“Frannie took the nearly invisible movement of AIDS activism in Maine and made it instantly respectable… We were out to stop the disease, nothing less, and Frannie was going to be our Joan of Arc.”
– John Preston
Through our name and our work, we are proud to honor the memory and celebrate the legacy of Frances W. Peabody (1903-2001), whose great energy and vision continue to be instrumental in providing HIV/AIDS services and programs in Southern Maine.
Catapulted into the HIV/AIDS epidemic at the age of 80, when her eldest grandchild was diagnosed with AIDS, Frannie devoted herself wholeheartedly for the next 18 years to the needs of people with HIV/AIDS, their families and friends, and organizations that serve them.

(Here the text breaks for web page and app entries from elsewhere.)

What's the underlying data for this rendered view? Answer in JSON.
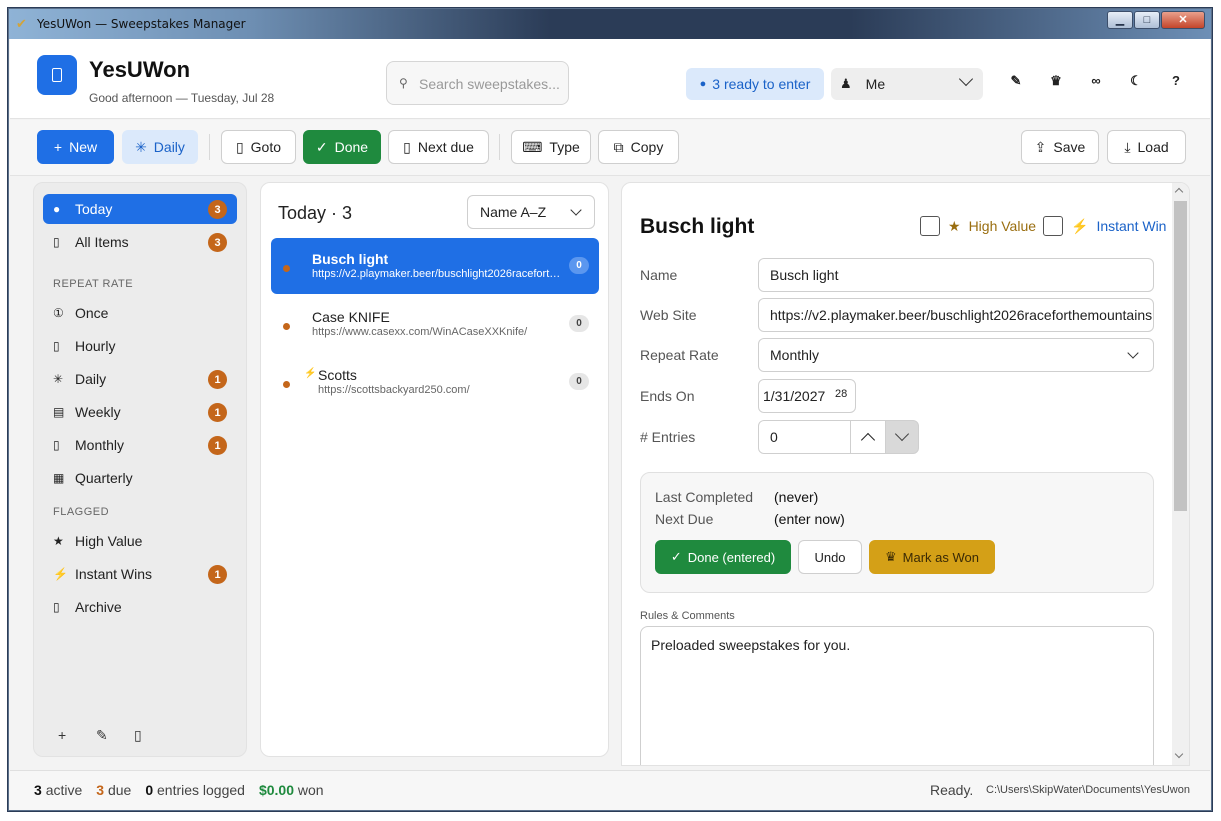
{
  "window": {
    "title": "YesUWon — Sweepstakes Manager",
    "minimize": "▁",
    "maximize": "□",
    "close": "✕"
  },
  "header": {
    "app_name": "YesUWon",
    "greeting": "Good afternoon — Tuesday, Jul 28",
    "search_placeholder": "Search sweepstakes...",
    "ready_label": "3 ready to enter",
    "user": "Me",
    "icons": [
      "brush-icon",
      "trophy-icon",
      "link-icon",
      "moon-icon",
      "help-icon"
    ]
  },
  "toolbar": {
    "new": "New",
    "daily": "Daily",
    "goto": "Goto",
    "done": "Done",
    "next_due": "Next due",
    "type": "Type",
    "copy": "Copy",
    "save": "Save",
    "load": "Load"
  },
  "sidebar": {
    "items": [
      {
        "label": "Today",
        "badge": "3",
        "icon": "drop-icon"
      },
      {
        "label": "All Items",
        "badge": "3",
        "icon": "box-icon"
      }
    ],
    "repeat_header": "REPEAT RATE",
    "repeat": [
      {
        "label": "Once",
        "badge": "",
        "icon": "one-icon"
      },
      {
        "label": "Hourly",
        "badge": "",
        "icon": "box-icon"
      },
      {
        "label": "Daily",
        "badge": "1",
        "icon": "sun-icon"
      },
      {
        "label": "Weekly",
        "badge": "1",
        "icon": "calendar-icon"
      },
      {
        "label": "Monthly",
        "badge": "1",
        "icon": "box-icon"
      },
      {
        "label": "Quarterly",
        "badge": "",
        "icon": "grid-icon"
      }
    ],
    "flagged_header": "FLAGGED",
    "flagged": [
      {
        "label": "High Value",
        "badge": "",
        "icon": "star-icon"
      },
      {
        "label": "Instant Wins",
        "badge": "1",
        "icon": "bolt-icon"
      },
      {
        "label": "Archive",
        "badge": "",
        "icon": "box-icon"
      }
    ]
  },
  "list": {
    "title": "Today",
    "count": "3",
    "sort": "Name A–Z",
    "rows": [
      {
        "title": "Busch light",
        "url": "https://v2.playmaker.beer/buschlight2026raceforthemountains",
        "count": "0"
      },
      {
        "title": "Case KNIFE",
        "url": "https://www.casexx.com/WinACaseXXKnife/",
        "count": "0"
      },
      {
        "title": "Scotts",
        "url": "https://scottsbackyard250.com/",
        "count": "0"
      }
    ]
  },
  "detail": {
    "title": "Busch light",
    "high_value": "High Value",
    "instant_win": "Instant Win",
    "fields": {
      "name_label": "Name",
      "name": "Busch light",
      "site_label": "Web Site",
      "site": "https://v2.playmaker.beer/buschlight2026raceforthemountains",
      "repeat_label": "Repeat Rate",
      "repeat": "Monthly",
      "ends_label": "Ends On",
      "ends": "1/31/2027",
      "ends_day": "28",
      "entries_label": "# Entries",
      "entries": "0"
    },
    "status": {
      "last_label": "Last Completed",
      "last": "(never)",
      "next_label": "Next Due",
      "next": "(enter now)",
      "done_btn": "Done (entered)",
      "undo_btn": "Undo",
      "won_btn": "Mark as Won"
    },
    "rules_label": "Rules & Comments",
    "rules": "Preloaded sweepstakes for you."
  },
  "statusbar": {
    "active_n": "3",
    "active": "active",
    "due_n": "3",
    "due": "due",
    "entries_n": "0",
    "entries": "entries logged",
    "won_n": "$0.00",
    "won": "won",
    "ready": "Ready.",
    "path": "C:\\Users\\SkipWater\\Documents\\YesUwon"
  },
  "colors": {
    "accent": "#1f6fe5",
    "success": "#1f8a3e",
    "badge": "#c4661a",
    "gold": "#d4a017"
  }
}
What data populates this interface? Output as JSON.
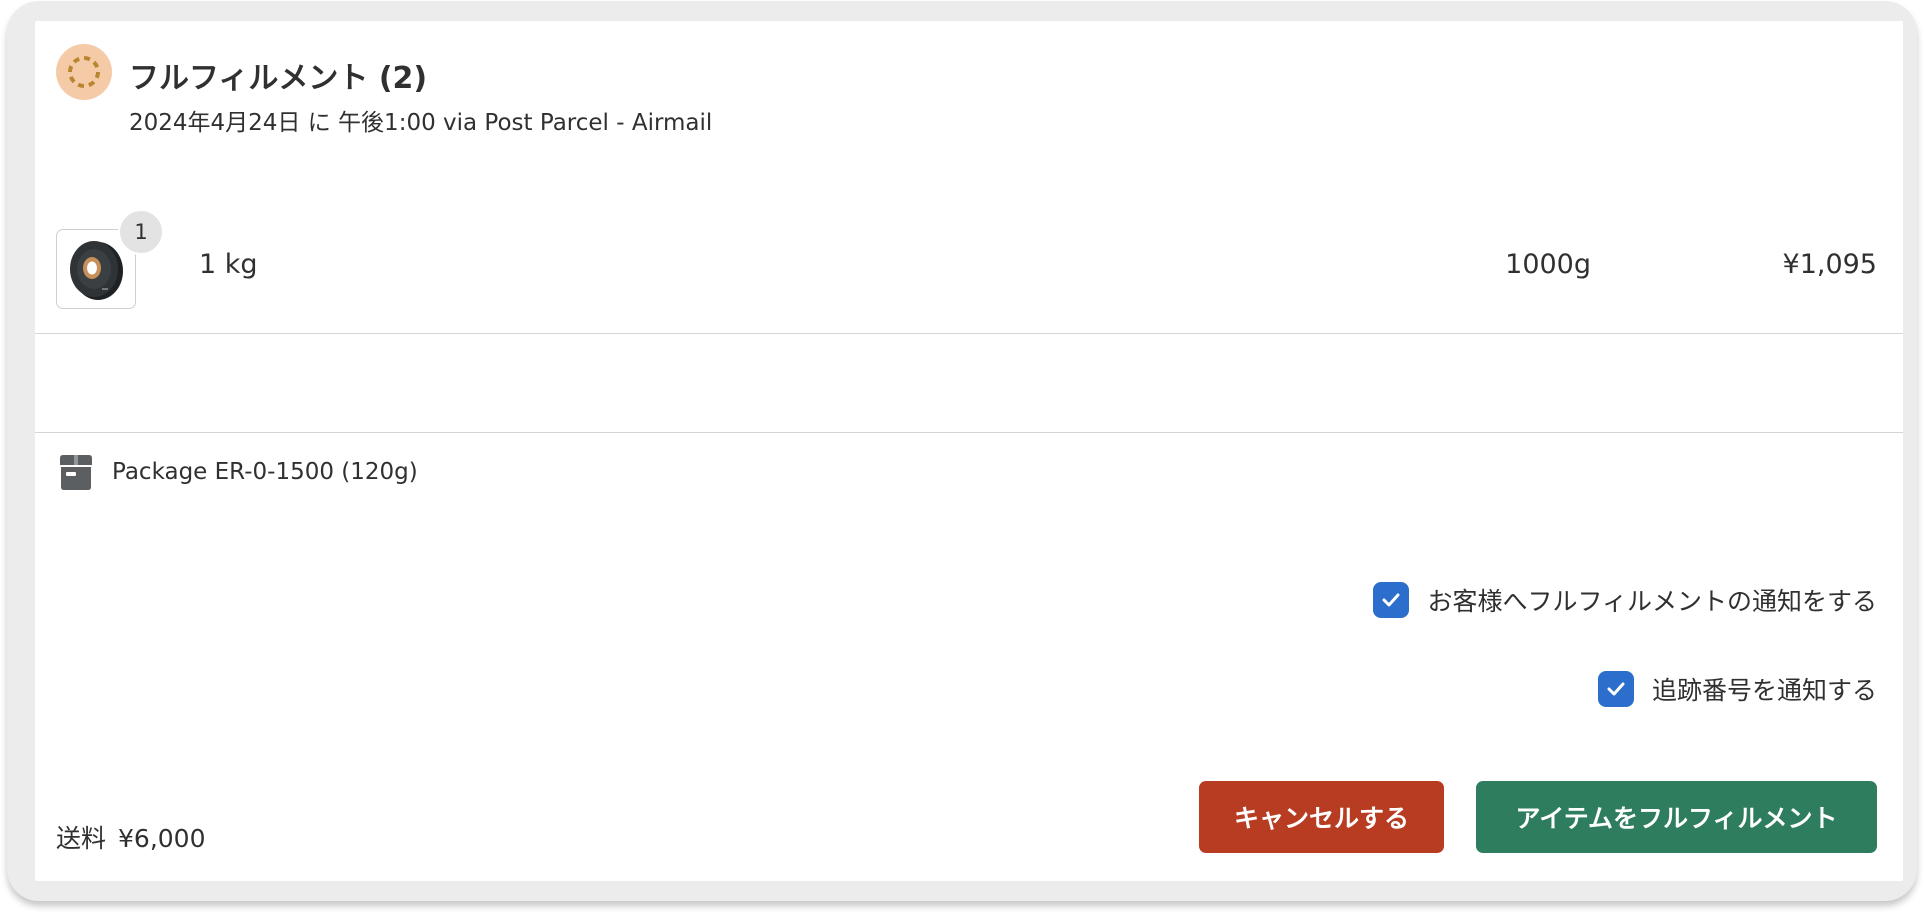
{
  "colors": {
    "status_icon_bg": "#f5cba7",
    "status_icon_dash": "#b8862e",
    "checkbox": "#2c6ecb",
    "cancel_button": "#b73c22",
    "fulfill_button": "#2e7d5e"
  },
  "header": {
    "status_icon": "in-progress-icon",
    "title": "フルフィルメント (2)",
    "subtitle": "2024年4月24日 に 午後1:00 via Post Parcel - Airmail"
  },
  "line_item": {
    "image_icon": "weight-plate-thumbnail",
    "quantity": "1",
    "name": "1 kg",
    "weight": "1000g",
    "price": "¥1,095"
  },
  "package": {
    "icon": "package-icon",
    "label": "Package ER-0-1500 (120g)"
  },
  "options": [
    {
      "label": "お客様へフルフィルメントの通知をする",
      "checked": true
    },
    {
      "label": "追跡番号を通知する",
      "checked": true
    }
  ],
  "shipping": {
    "label": "送料",
    "amount": "¥6,000"
  },
  "actions": {
    "cancel_label": "キャンセルする",
    "fulfill_label": "アイテムをフルフィルメント"
  }
}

Following the death of her grandson in 1984, Frannie joined an AIDS support group. She was the only straight, white-haired, elderly woman in a group of young gay men. Frannie went on to change the landscape of HIV/AIDS education and services in Maine, helping to establish Maine’s first AIDS hotline in 1985, Portland’s The AIDS Project (TAP) in 1985, and co-founding Peabody House in 1995.
For over 10 years, Frannie led a weekly support group for mothers, friends and family members of people with HIV/AIDS. The national leader in the Colonial Dames talked openly about condoms and sexuality to whomever would listen and was a staunch supporter of gay rights. Frannie testified before the Maine Legislature on the gay rights bill and in her final years was the Grand Marshall for the annual Gay Pride Parade in Portland.
Following her death in June 2001, leaders from both Peabody House and The AIDS Project decided that naming the new, merged organization Frannie Peabody Center was the most fitting way to honor her legacy of service and advance compassionate care for years to come.
Recognized in Maine and nationally for her extraordinary leadership in the HIV/AIDS epidemic, Frannie Peabody’s remarkable life of service and activism is an inspiration to all of those who work and volunteer at Frannie Peabody Center.
Click here to learn more about Frances W. Peabody.